Brownfield remediation and regeneration

It has been estimated that there may be up to three million brownfield sites across Europe. Sustainable brownfield regeneration involves making abandoned, underused, derelict and on occasions contaminated, land fit for a new long-term use in order to bring long-lasting life back to the land and the community it lies within.

The European Commission’s Science for Environment Policy (2013) Thematic Issue on Brownfield Regeneration concludes that brownfield remediation and regeneration offers the opportunity to prevent the loss of uncorrupted countryside and may enhance urban spaces and remediate contaminated soils. The EC’s soil sealing guidelines advocate that even temporarily converting brownfield sites into urban greenspace and recreation areas is beneficial.

Brownfield sites – often within urban areas with good transport and infrastructure – make competitive alternatives to greenfield investments. Perceived contamination can often make them less appealing for development. Also consider brownfields sites resulting from the worldwide financial crisis — from commerce, housing, infrastructure and tourism. In these cases, contamination is not problematic.

While national planning policy may help ensure that new developments are focused on brownfield land, local governments are best placed to provide locally relevant incentives to encourage redevelopment of brownfield sites. These might include subsidised insurance, development fees waivers or property tax reduction to reduce risks for investors.

At the European level, the European Regional Development Fund is the main source of financial support. Authorities in Member States can also set up revolving funds via the Joint European Support for Sustainable Investment in City Areas (JESSICA). Developers obtain low-interest funds and the interest they pay flows back into the fund pool.

Atkinsons et al. (2014) suggest that the practice of regenerating a site can also create social and environmental benefits but warn against assuming that benefits will simply arise as a result of completing a project. The objectives of regeneration activity and the practices required to meet them may not be directly correlated. Through a workshop exercise a model was developed that presents the logic model demonstrating what needs to be considered to improve the project delivery planning process, signposting the steps required to translate project objectives into outcomes, to optimise social and environmental benefits delivered during and after regeneration.

Bartke and Schwarze (2015) emphasised that land management and in particular decisions between greenfield and brownfield development must trade-off different stakeholder, societal and ecological demands.
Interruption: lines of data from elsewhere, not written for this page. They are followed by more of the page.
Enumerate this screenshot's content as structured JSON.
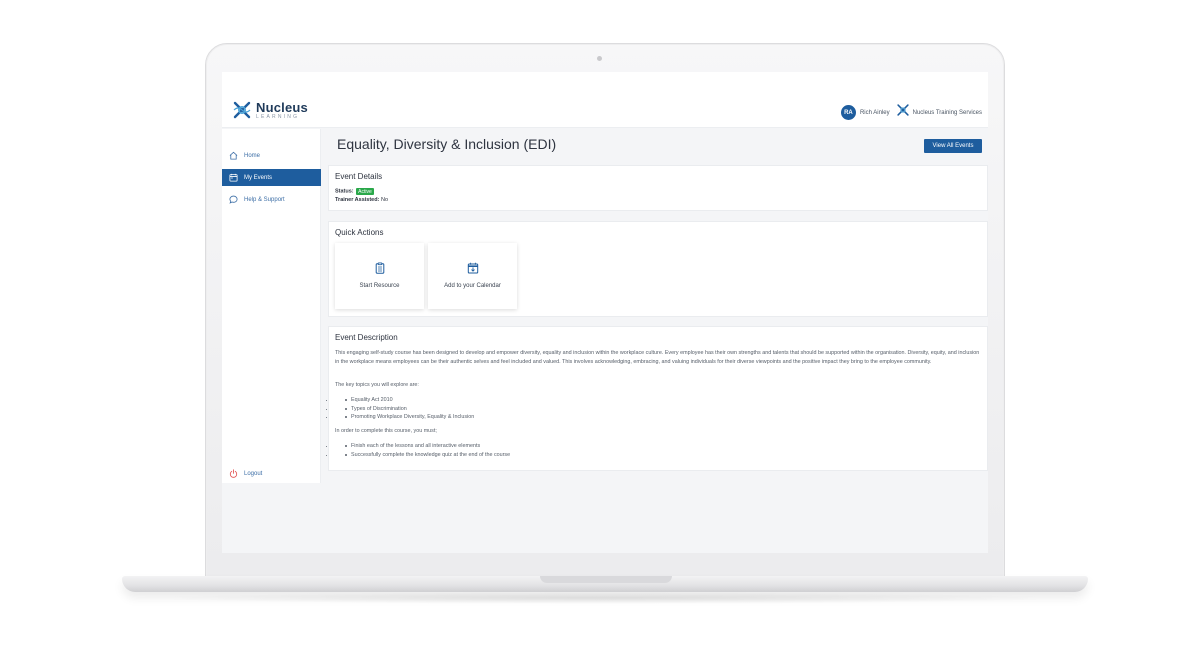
{
  "header": {
    "logo_title": "Nucleus",
    "logo_subtitle": "LEARNING",
    "user_initials": "RA",
    "user_name": "Rich Ainley",
    "org_name": "Nucleus Training Services"
  },
  "sidebar": {
    "items": [
      {
        "label": "Home",
        "icon": "home-icon"
      },
      {
        "label": "My Events",
        "icon": "calendar-icon",
        "active": true
      },
      {
        "label": "Help & Support",
        "icon": "chat-bubble-icon"
      }
    ],
    "logout_label": "Logout"
  },
  "main": {
    "title": "Equality, Diversity & Inclusion (EDI)",
    "view_all_label": "View All Events",
    "event_details": {
      "title": "Event Details",
      "status_label": "Status:",
      "status_value": "Active",
      "trainer_label": "Trainer Assisted:",
      "trainer_value": "No"
    },
    "quick_actions": {
      "title": "Quick Actions",
      "items": [
        {
          "label": "Start Resource",
          "icon": "clipboard-icon"
        },
        {
          "label": "Add to your Calendar",
          "icon": "calendar-download-icon"
        }
      ]
    },
    "description": {
      "title": "Event Description",
      "intro": "This engaging self-study course has been designed to develop and empower diversity, equality and inclusion within the workplace culture. Every employee has their own strengths and talents that should be supported within the organisation. Diversity, equity, and inclusion in the workplace means employees can be their authentic selves and feel included and valued. This involves acknowledging, embracing, and valuing individuals for their diverse viewpoints and the positive impact they bring to the employee community.",
      "topics_heading": "The key topics you will explore are:",
      "topics": [
        "Equality Act 2010",
        "Types of Discrimination",
        "Promoting Workplace Diversity, Equality & Inclusion"
      ],
      "complete_heading": "In order to complete this course, you must;",
      "requirements": [
        "Finish each of the lessons and all interactive elements",
        "Successfully complete the knowledge quiz at the end of the course"
      ]
    }
  },
  "colors": {
    "primary": "#1e5d9e",
    "status_active": "#2aa84a",
    "logout_icon": "#e04848"
  }
}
Balancing development and conservation goals is not easy. Their paper concludes controversially that there are no perfect support tools for land-use decisions between greenfields and brownfields and that to be meaningful the user requirements of decision makers must take precedence over those of other interest groups in the design of sustainability assessment tools (SATs).

In the longer term, developers and planners need to recognise that all new construction is essentially temporary and we therefore need to plan for its second life. The Regions for Economic Change Conference (2010) Re-using Brownfield Sites and Buildings Workshop report recommends the following

  • Empowering citizens, environmental groups and all parts of civil society is important to ensure that policy makers take account of different stakeholder perspectives when considering brownfield development.
  • The need to encourage city and regional authorities to prioritise brownfield sites in relation to economic realities.
  • Explore how the European Regional Development Fund (ERDF) can encourage through its provisions, conditions and incentives the development and redevelopment of more compact, sustainable and cohesive cities
  • encourage transnational exchange of practice and encourage mutual learning between local and regional authorities across Europe
  • Use an integrated approach to urban development in its various forms by:
    • combining land uses,
    • bringing together different capital and revenue expenditure,
    • combining European Regional Development Fund (ERDF) and European Social Fund (ESF)
    • balancing economic, environmental and social development.



Atkinson, G., Doick, K.J., Burningham, K. and France, C. (2014) Brownfield regeneration to green space: Delivery of project objectives for social and environmental gain. Urban Forestry & Urban Greening (13): 586–594

Bartke, S. and Schwarze, R. (2015) No perfect tools: Trade-offs of sustainability principles and user requirements in designing support tools for land-use decisions between greenfields and brownfields. Journal of Environmental Management (153): 11–24

Ramsden, P. (2010) Re-using Brownfield Sites and Buildings. Report of the Regions for Economic Change Conference, 21 May 2010. Workshop Report. AcSS. Available from: sustainable-growth/doc/rfec_brownfield_en.pdf

Science for Environment Policy THEMATIC ISSUE: Brownfield Regeneration, May 2013, Issue 39


Leave a Reply

Fill in your details below or click an icon to log in: Logo

You are commenting using your account. Log Out /  Change )

Google+ photo

You are commenting using your Google+ account. Log Out /  Change )

Twitter picture

You are commenting using your Twitter account. Log Out /  Change )

Facebook photo

You are commenting using your Facebook account. Log Out /  Change )

Connecting to %s